I used to have a neighbor in New Hampshire who was not universally adored. For the sake of community harmony, I’m resisting the urge to go into specifics. However, let me be clear that nothing he did was horrific, but rather just a bit annoying. All of his offenses fit into the category of the usual space and noise concerns that any of us who live around other people must learn to tolerate.
This man was not always as thoughtful as possible, and his actions definitely inconvenienced me multiple times. Secretly, I was quite pleased that he lived around the corner and down the street a bit, as the distance shielded me from the worst of his transgressions.
Still, I saw him frequently when he took his dog for long walks several times a day, every day. There were other neighbors who walked their dogs regularly, but none were as consistent as this man was.
He was like a postal worker whom neither rain nor snow nor heat nor gloom of night (all of which regularly occurred in New Hampshire) could keep from the completion of his appointed rounds. When it was blazing hot, he was out walking the dog with a water bottle they shared.
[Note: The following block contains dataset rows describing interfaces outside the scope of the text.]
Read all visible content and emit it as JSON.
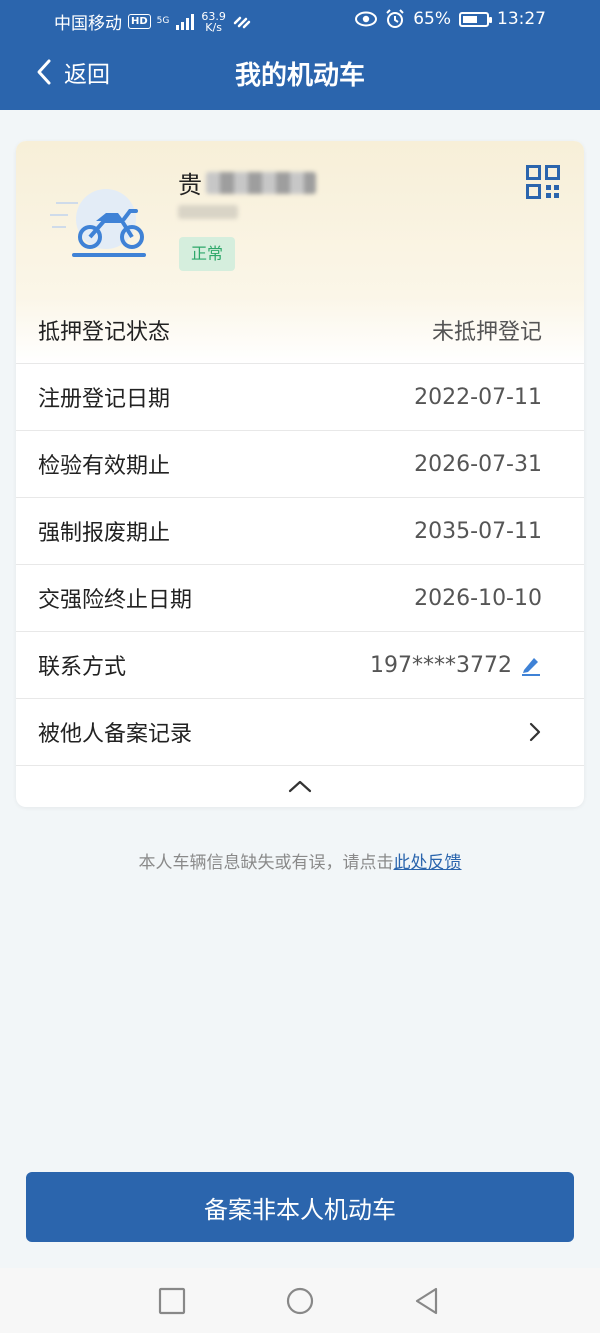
{
  "status_bar": {
    "carrier": "中国移动",
    "hd": "HD",
    "net": "5G",
    "speed_value": "63.9",
    "speed_unit": "K/s",
    "battery": "65%",
    "battery_level": 0.65,
    "time": "13:27"
  },
  "nav": {
    "back_label": "返回",
    "title": "我的机动车"
  },
  "vehicle": {
    "owner_initial": "贵",
    "status": "正常"
  },
  "rows": [
    {
      "label": "抵押登记状态",
      "value": "未抵押登记"
    },
    {
      "label": "注册登记日期",
      "value": "2022-07-11"
    },
    {
      "label": "检验有效期止",
      "value": "2026-07-31"
    },
    {
      "label": "强制报废期止",
      "value": "2035-07-11"
    },
    {
      "label": "交强险终止日期",
      "value": "2026-10-10"
    },
    {
      "label": "联系方式",
      "value": "197****3772"
    },
    {
      "label": "被他人备案记录",
      "value": ""
    }
  ],
  "feedback": {
    "text": "本人车辆信息缺失或有误，请点击",
    "link": "此处反馈"
  },
  "primary_button": "备案非本人机动车",
  "colors": {
    "brand": "#2b65ad",
    "badge_bg": "#d5eedd",
    "badge_text": "#2ea86a"
  }
}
When it snowed, he was suited up with coat, hat, gloves and boots while they walked together.
How could I feel anything but respect and affection for a man who cared for his dog in this way? I suspect that the regularity of those walks at least partly accounted for the dog’s perpetually cheerful face, look of complete contentment and overall glow of health. This polite, happy dog, unlike his human companion, would easily have won a neighborhood popularity contest.
This man changed my philosophy of neighbors. Rather than dwell on the problems, I embrace the idea that we should all love thy neighbor, especially if thy neighbor always walks his dog in fair weather and foul, several times each day. However much my other neighbors might have disagreed, he seemed like good people to me.
--Karen B. London